> **INSTRUCTIONS TO FOLLOW**
Every line of the listing belongs in your answer exactly as written; the images do not.

> **RECORDS PROVIDED**
-*-*-

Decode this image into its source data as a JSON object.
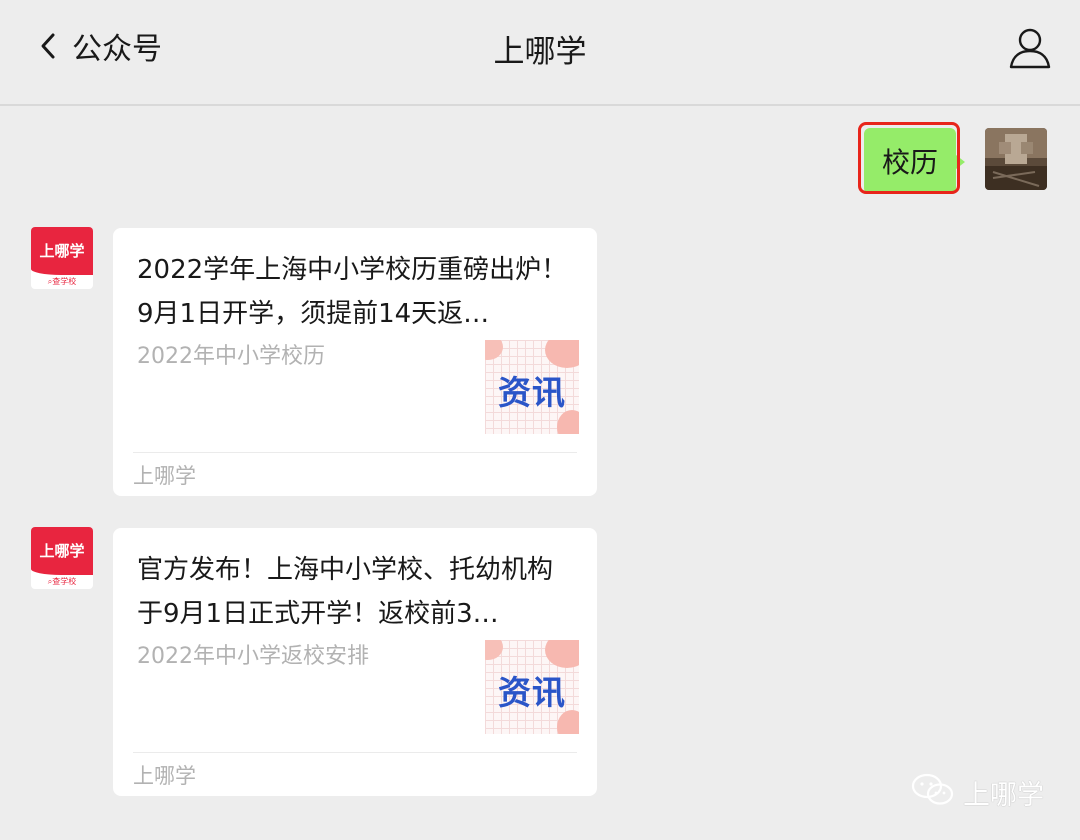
{
  "header": {
    "back_label": "公众号",
    "title": "上哪学"
  },
  "chat": {
    "user_message": "校历",
    "brand_avatar": {
      "text": "上哪学",
      "subtext": "查学校"
    },
    "articles": [
      {
        "title": "2022学年上海中小学校历重磅出炉！9月1日开学，须提前14天返…",
        "description": "2022年中小学校历",
        "thumb_label": "资讯",
        "source": "上哪学"
      },
      {
        "title": "官方发布！上海中小学校、托幼机构于9月1日正式开学！返校前3…",
        "description": "2022年中小学返校安排",
        "thumb_label": "资讯",
        "source": "上哪学"
      }
    ]
  },
  "watermark": {
    "text": "上哪学"
  },
  "colors": {
    "background": "#ededed",
    "bubble": "#95ec69",
    "highlight": "#e8251b",
    "brand": "#e8253f",
    "thumb_text": "#2a55c8"
  },
  "icons": [
    "chevron-left-icon",
    "user-icon",
    "search-icon",
    "wechat-icon"
  ]
}
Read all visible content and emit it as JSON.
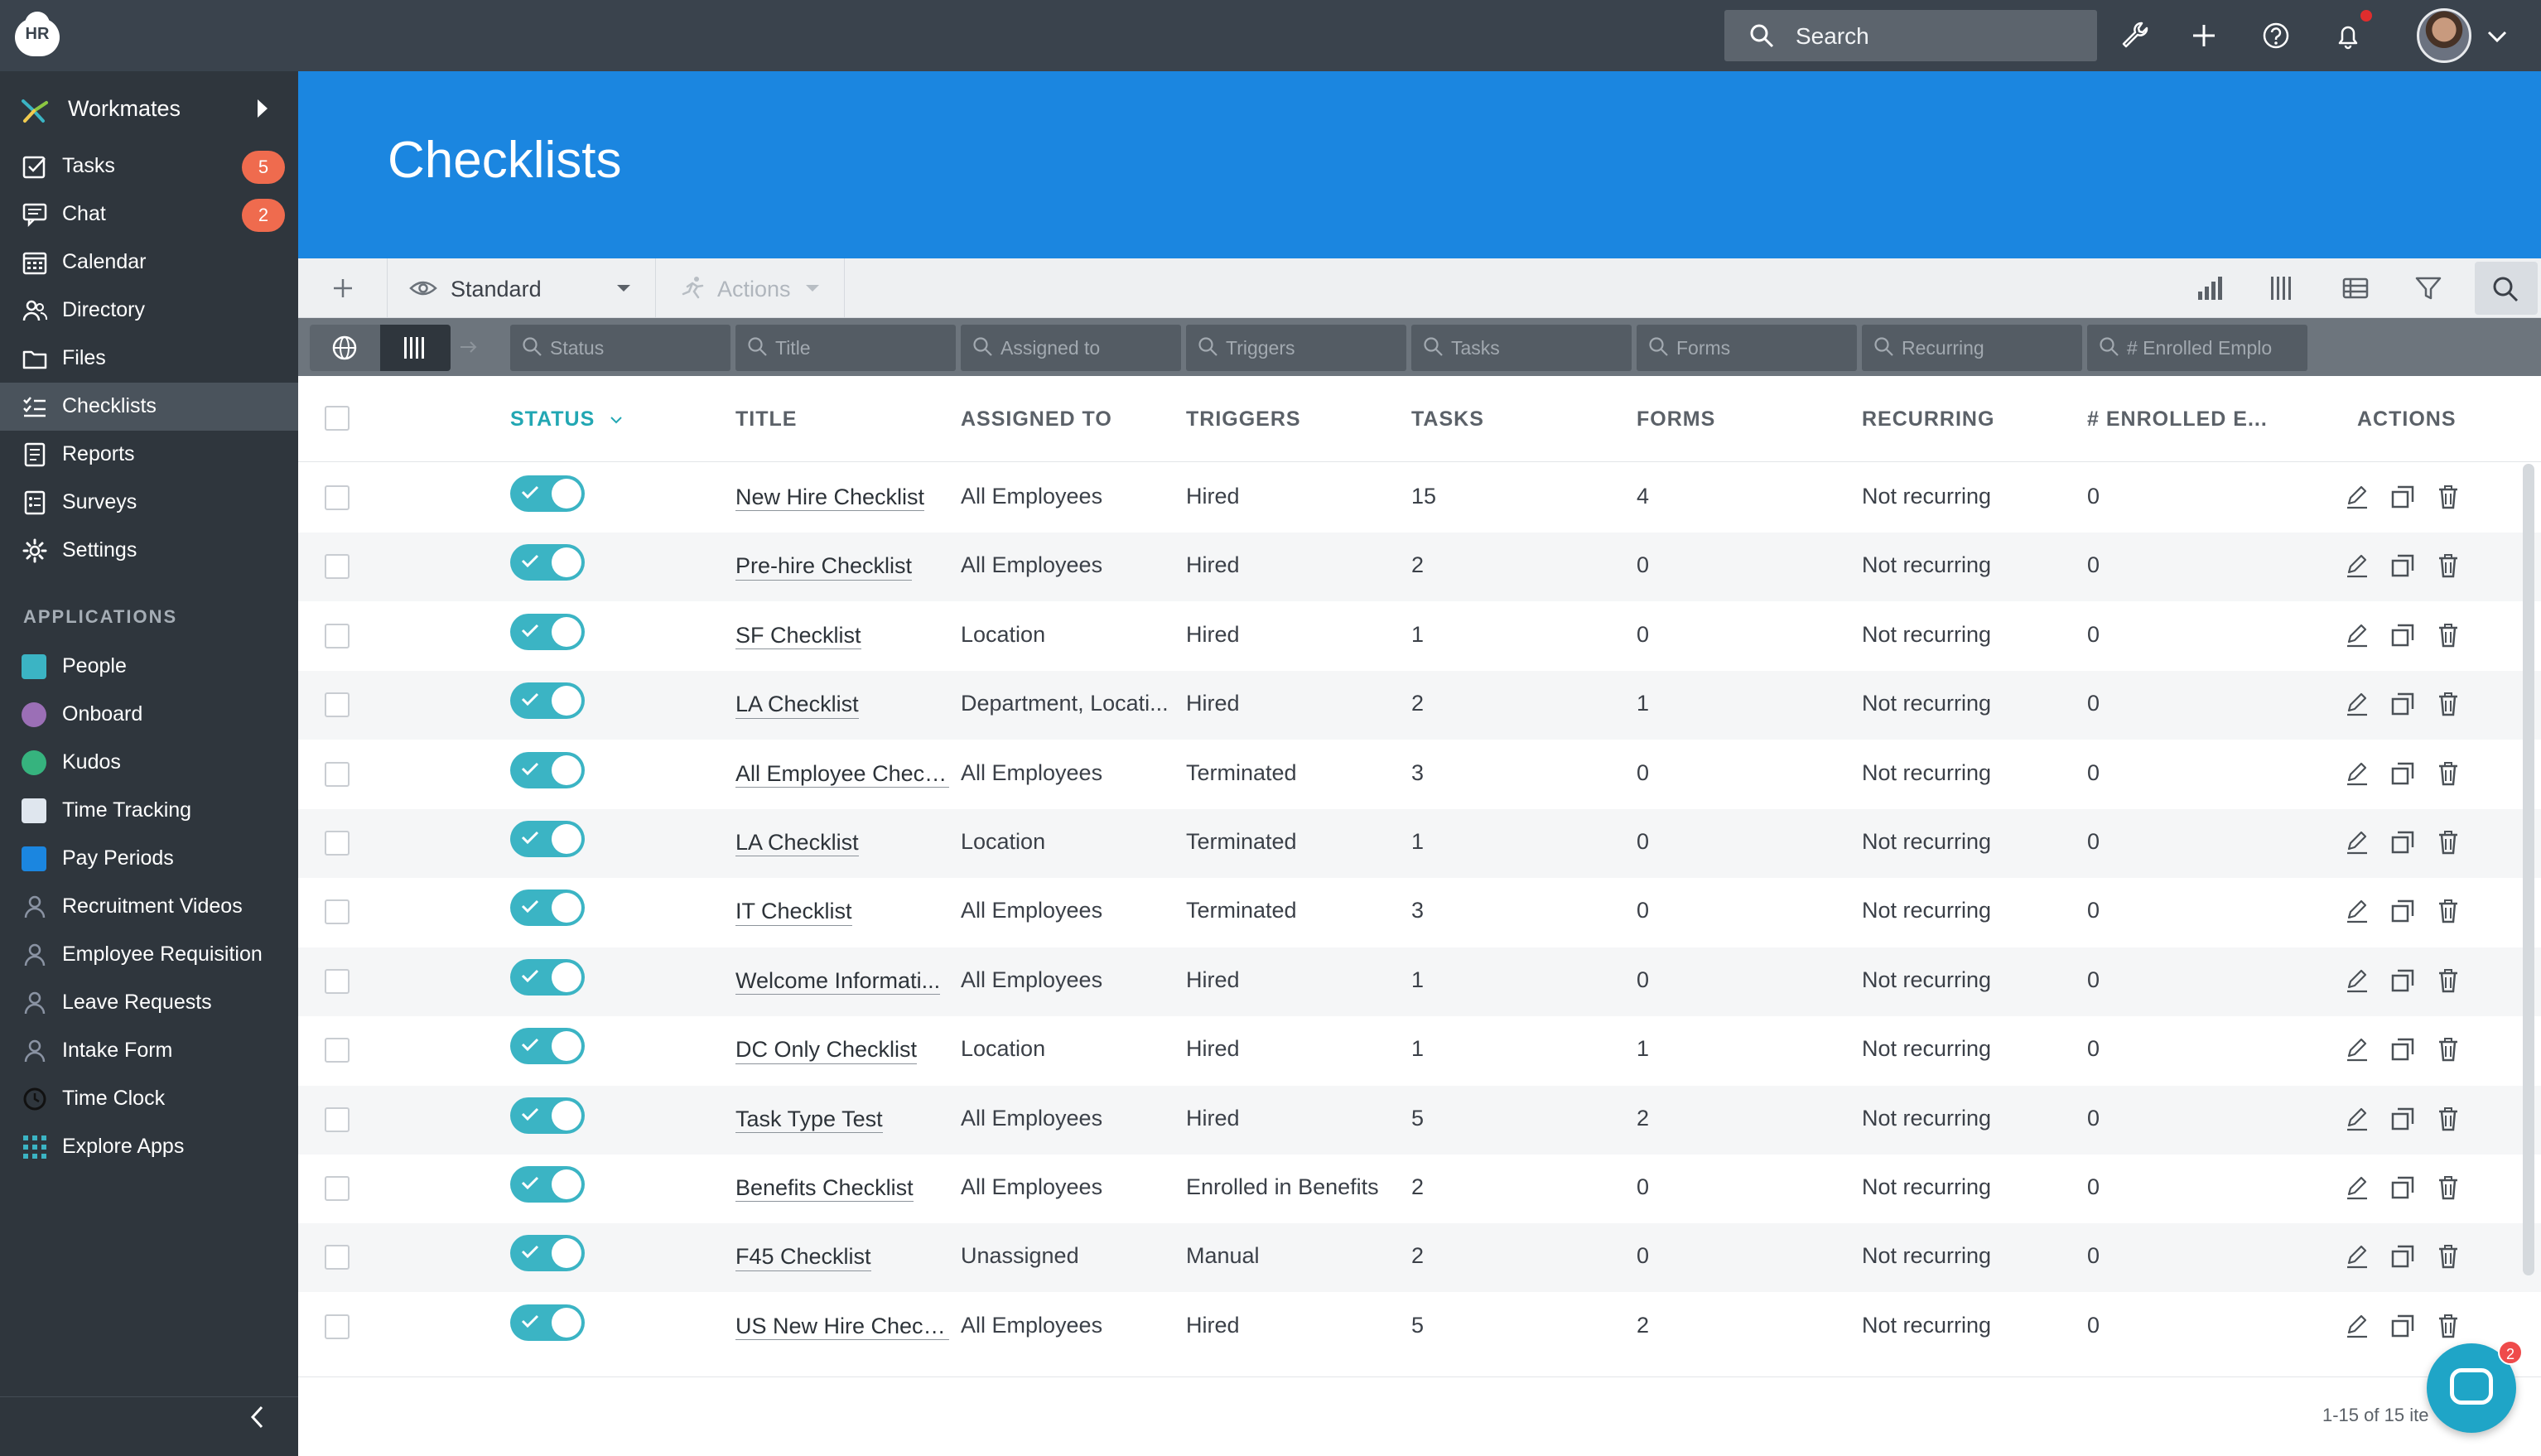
{
  "app": {
    "logo_text": "HR"
  },
  "topbar": {
    "search_label": "Search"
  },
  "sidebar": {
    "workspace": "Workmates",
    "items": [
      {
        "label": "Tasks",
        "icon": "checkbox-icon",
        "badge": "5"
      },
      {
        "label": "Chat",
        "icon": "chat-icon",
        "badge": "2"
      },
      {
        "label": "Calendar",
        "icon": "calendar-icon"
      },
      {
        "label": "Directory",
        "icon": "people-icon"
      },
      {
        "label": "Files",
        "icon": "folder-icon"
      },
      {
        "label": "Checklists",
        "icon": "checklist-icon",
        "active": true
      },
      {
        "label": "Reports",
        "icon": "report-icon"
      },
      {
        "label": "Surveys",
        "icon": "survey-icon"
      },
      {
        "label": "Settings",
        "icon": "gear-icon"
      }
    ],
    "applications_title": "APPLICATIONS",
    "apps": [
      {
        "label": "People",
        "color": "#3bb4c4"
      },
      {
        "label": "Onboard",
        "color": "#9b6fb6"
      },
      {
        "label": "Kudos",
        "color": "#36b37e"
      },
      {
        "label": "Time Tracking",
        "color": "#dfe6ee"
      },
      {
        "label": "Pay Periods",
        "color": "#1b86e0"
      },
      {
        "label": "Recruitment Videos",
        "color": "#8a93a3"
      },
      {
        "label": "Employee Requisition",
        "color": "#8a93a3"
      },
      {
        "label": "Leave Requests",
        "color": "#8a93a3"
      },
      {
        "label": "Intake Form",
        "color": "#8a93a3"
      },
      {
        "label": "Time Clock",
        "color": "#2f363d"
      },
      {
        "label": "Explore Apps",
        "color": "#3bb4c4"
      }
    ]
  },
  "page": {
    "title": "Checklists"
  },
  "toolbar": {
    "view_label": "Standard",
    "actions_label": "Actions"
  },
  "filters": {
    "placeholders": [
      "Status",
      "Title",
      "Assigned to",
      "Triggers",
      "Tasks",
      "Forms",
      "Recurring",
      "# Enrolled Emplo"
    ]
  },
  "table": {
    "columns": [
      "STATUS",
      "TITLE",
      "ASSIGNED TO",
      "TRIGGERS",
      "TASKS",
      "FORMS",
      "RECURRING",
      "# ENROLLED E...",
      "ACTIONS"
    ],
    "rows": [
      {
        "status": "on",
        "title": "New Hire Checklist",
        "assigned": "All Employees",
        "trigger": "Hired",
        "tasks": "15",
        "forms": "4",
        "recurring": "Not recurring",
        "enrolled": "0"
      },
      {
        "status": "on",
        "title": "Pre-hire Checklist",
        "assigned": "All Employees",
        "trigger": "Hired",
        "tasks": "2",
        "forms": "0",
        "recurring": "Not recurring",
        "enrolled": "0"
      },
      {
        "status": "on",
        "title": "SF Checklist",
        "assigned": "Location",
        "trigger": "Hired",
        "tasks": "1",
        "forms": "0",
        "recurring": "Not recurring",
        "enrolled": "0"
      },
      {
        "status": "on",
        "title": "LA Checklist",
        "assigned": "Department, Locati...",
        "trigger": "Hired",
        "tasks": "2",
        "forms": "1",
        "recurring": "Not recurring",
        "enrolled": "0"
      },
      {
        "status": "on",
        "title": "All Employee Check...",
        "assigned": "All Employees",
        "trigger": "Terminated",
        "tasks": "3",
        "forms": "0",
        "recurring": "Not recurring",
        "enrolled": "0"
      },
      {
        "status": "on",
        "title": "LA Checklist",
        "assigned": "Location",
        "trigger": "Terminated",
        "tasks": "1",
        "forms": "0",
        "recurring": "Not recurring",
        "enrolled": "0"
      },
      {
        "status": "on",
        "title": "IT Checklist",
        "assigned": "All Employees",
        "trigger": "Terminated",
        "tasks": "3",
        "forms": "0",
        "recurring": "Not recurring",
        "enrolled": "0"
      },
      {
        "status": "on",
        "title": "Welcome Informati...",
        "assigned": "All Employees",
        "trigger": "Hired",
        "tasks": "1",
        "forms": "0",
        "recurring": "Not recurring",
        "enrolled": "0"
      },
      {
        "status": "on",
        "title": "DC Only Checklist",
        "assigned": "Location",
        "trigger": "Hired",
        "tasks": "1",
        "forms": "1",
        "recurring": "Not recurring",
        "enrolled": "0"
      },
      {
        "status": "on",
        "title": "Task Type Test",
        "assigned": "All Employees",
        "trigger": "Hired",
        "tasks": "5",
        "forms": "2",
        "recurring": "Not recurring",
        "enrolled": "0"
      },
      {
        "status": "on",
        "title": "Benefits Checklist",
        "assigned": "All Employees",
        "trigger": "Enrolled in Benefits",
        "tasks": "2",
        "forms": "0",
        "recurring": "Not recurring",
        "enrolled": "0"
      },
      {
        "status": "on",
        "title": "F45 Checklist",
        "assigned": "Unassigned",
        "trigger": "Manual",
        "tasks": "2",
        "forms": "0",
        "recurring": "Not recurring",
        "enrolled": "0"
      },
      {
        "status": "on",
        "title": "US New Hire Check...",
        "assigned": "All Employees",
        "trigger": "Hired",
        "tasks": "5",
        "forms": "2",
        "recurring": "Not recurring",
        "enrolled": "0"
      }
    ]
  },
  "footer": {
    "pagination": "1-15 of 15 ite",
    "chat_badge": "2"
  },
  "colors": {
    "header_blue": "#1b86e0",
    "toggle_teal": "#3bb4c4",
    "badge_orange": "#ef6b4e",
    "sidebar_bg": "#2f363d"
  }
}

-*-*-

> **EXERCISE RESPONSE**
Decode this image into its source data as a JSON object.
{
  "header": {
    "back_label": "公众号",
    "title": "上哪学"
  },
  "chat": {
    "user_message": "校历",
    "brand_avatar": {
      "text": "上哪学",
      "subtext": "查学校"
    },
    "articles": [
      {
        "title": "2022学年上海中小学校历重磅出炉！9月1日开学，须提前14天返…",
        "description": "2022年中小学校历",
        "thumb_label": "资讯",
        "source": "上哪学"
      },
      {
        "title": "官方发布！上海中小学校、托幼机构于9月1日正式开学！返校前3…",
        "description": "2022年中小学返校安排",
        "thumb_label": "资讯",
        "source": "上哪学"
      }
    ]
  },
  "watermark": {
    "text": "上哪学"
  },
  "colors": {
    "background": "#ededed",
    "bubble": "#95ec69",
    "highlight": "#e8251b",
    "brand": "#e8253f",
    "thumb_text": "#2a55c8"
  },
  "icons": [
    "chevron-left-icon",
    "user-icon",
    "search-icon",
    "wechat-icon"
  ]
}
Read all visible content and emit it as JSON.
{
  "app": {
    "logo_text": "HR"
  },
  "topbar": {
    "search_label": "Search"
  },
  "sidebar": {
    "workspace": "Workmates",
    "items": [
      {
        "label": "Tasks",
        "icon": "checkbox-icon",
        "badge": "5"
      },
      {
        "label": "Chat",
        "icon": "chat-icon",
        "badge": "2"
      },
      {
        "label": "Calendar",
        "icon": "calendar-icon"
      },
      {
        "label": "Directory",
        "icon": "people-icon"
      },
      {
        "label": "Files",
        "icon": "folder-icon"
      },
      {
        "label": "Checklists",
        "icon": "checklist-icon",
        "active": true
      },
      {
        "label": "Reports",
        "icon": "report-icon"
      },
      {
        "label": "Surveys",
        "icon": "survey-icon"
      },
      {
        "label": "Settings",
        "icon": "gear-icon"
      }
    ],
    "applications_title": "APPLICATIONS",
    "apps": [
      {
        "label": "People",
        "color": "#3bb4c4"
      },
      {
        "label": "Onboard",
        "color": "#9b6fb6"
      },
      {
        "label": "Kudos",
        "color": "#36b37e"
      },
      {
        "label": "Time Tracking",
        "color": "#dfe6ee"
      },
      {
        "label": "Pay Periods",
        "color": "#1b86e0"
      },
      {
        "label": "Recruitment Videos",
        "color": "#8a93a3"
      },
      {
        "label": "Employee Requisition",
        "color": "#8a93a3"
      },
      {
        "label": "Leave Requests",
        "color": "#8a93a3"
      },
      {
        "label": "Intake Form",
        "color": "#8a93a3"
      },
      {
        "label": "Time Clock",
        "color": "#2f363d"
      },
      {
        "label": "Explore Apps",
        "color": "#3bb4c4"
      }
    ]
  },
  "page": {
    "title": "Checklists"
  },
  "toolbar": {
    "view_label": "Standard",
    "actions_label": "Actions"
  },
  "filters": {
    "placeholders": [
      "Status",
      "Title",
      "Assigned to",
      "Triggers",
      "Tasks",
      "Forms",
      "Recurring",
      "# Enrolled Emplo"
    ]
  },
  "table": {
    "columns": [
      "STATUS",
      "TITLE",
      "ASSIGNED TO",
      "TRIGGERS",
      "TASKS",
      "FORMS",
      "RECURRING",
      "# ENROLLED E...",
      "ACTIONS"
    ],
    "rows": [
      {
        "status": "on",
        "title": "New Hire Checklist",
        "assigned": "All Employees",
        "trigger": "Hired",
        "tasks": "15",
        "forms": "4",
        "recurring": "Not recurring",
        "enrolled": "0"
      },
      {
        "status": "on",
        "title": "Pre-hire Checklist",
        "assigned": "All Employees",
        "trigger": "Hired",
        "tasks": "2",
        "forms": "0",
        "recurring": "Not recurring",
        "enrolled": "0"
      },
      {
        "status": "on",
        "title": "SF Checklist",
        "assigned": "Location",
        "trigger": "Hired",
        "tasks": "1",
        "forms": "0",
        "recurring": "Not recurring",
        "enrolled": "0"
      },
      {
        "status": "on",
        "title": "LA Checklist",
        "assigned": "Department, Locati...",
        "trigger": "Hired",
        "tasks": "2",
        "forms": "1",
        "recurring": "Not recurring",
        "enrolled": "0"
      },
      {
        "status": "on",
        "title": "All Employee Check...",
        "assigned": "All Employees",
        "trigger": "Terminated",
        "tasks": "3",
        "forms": "0",
        "recurring": "Not recurring",
        "enrolled": "0"
      },
      {
        "status": "on",
        "title": "LA Checklist",
        "assigned": "Location",
        "trigger": "Terminated",
        "tasks": "1",
        "forms": "0",
        "recurring": "Not recurring",
        "enrolled": "0"
      },
      {
        "status": "on",
        "title": "IT Checklist",
        "assigned": "All Employees",
        "trigger": "Terminated",
        "tasks": "3",
        "forms": "0",
        "recurring": "Not recurring",
        "enrolled": "0"
      },
      {
        "status": "on",
        "title": "Welcome Informati...",
        "assigned": "All Employees",
        "trigger": "Hired",
        "tasks": "1",
        "forms": "0",
        "recurring": "Not recurring",
        "enrolled": "0"
      },
      {
        "status": "on",
        "title": "DC Only Checklist",
        "assigned": "Location",
        "trigger": "Hired",
        "tasks": "1",
        "forms": "1",
        "recurring": "Not recurring",
        "enrolled": "0"
      },
      {
        "status": "on",
        "title": "Task Type Test",
        "assigned": "All Employees",
        "trigger": "Hired",
        "tasks": "5",
        "forms": "2",
        "recurring": "Not recurring",
        "enrolled": "0"
      },
      {
        "status": "on",
        "title": "Benefits Checklist",
        "assigned": "All Employees",
        "trigger": "Enrolled in Benefits",
        "tasks": "2",
        "forms": "0",
        "recurring": "Not recurring",
        "enrolled": "0"
      },
      {
        "status": "on",
        "title": "F45 Checklist",
        "assigned": "Unassigned",
        "trigger": "Manual",
        "tasks": "2",
        "forms": "0",
        "recurring": "Not recurring",
        "enrolled": "0"
      },
      {
        "status": "on",
        "title": "US New Hire Check...",
        "assigned": "All Employees",
        "trigger": "Hired",
        "tasks": "5",
        "forms": "2",
        "recurring": "Not recurring",
        "enrolled": "0"
      }
    ]
  },
  "footer": {
    "pagination": "1-15 of 15 ite",
    "chat_badge": "2"
  },
  "colors": {
    "header_blue": "#1b86e0",
    "toggle_teal": "#3bb4c4",
    "badge_orange": "#ef6b4e",
    "sidebar_bg": "#2f363d"
  }
}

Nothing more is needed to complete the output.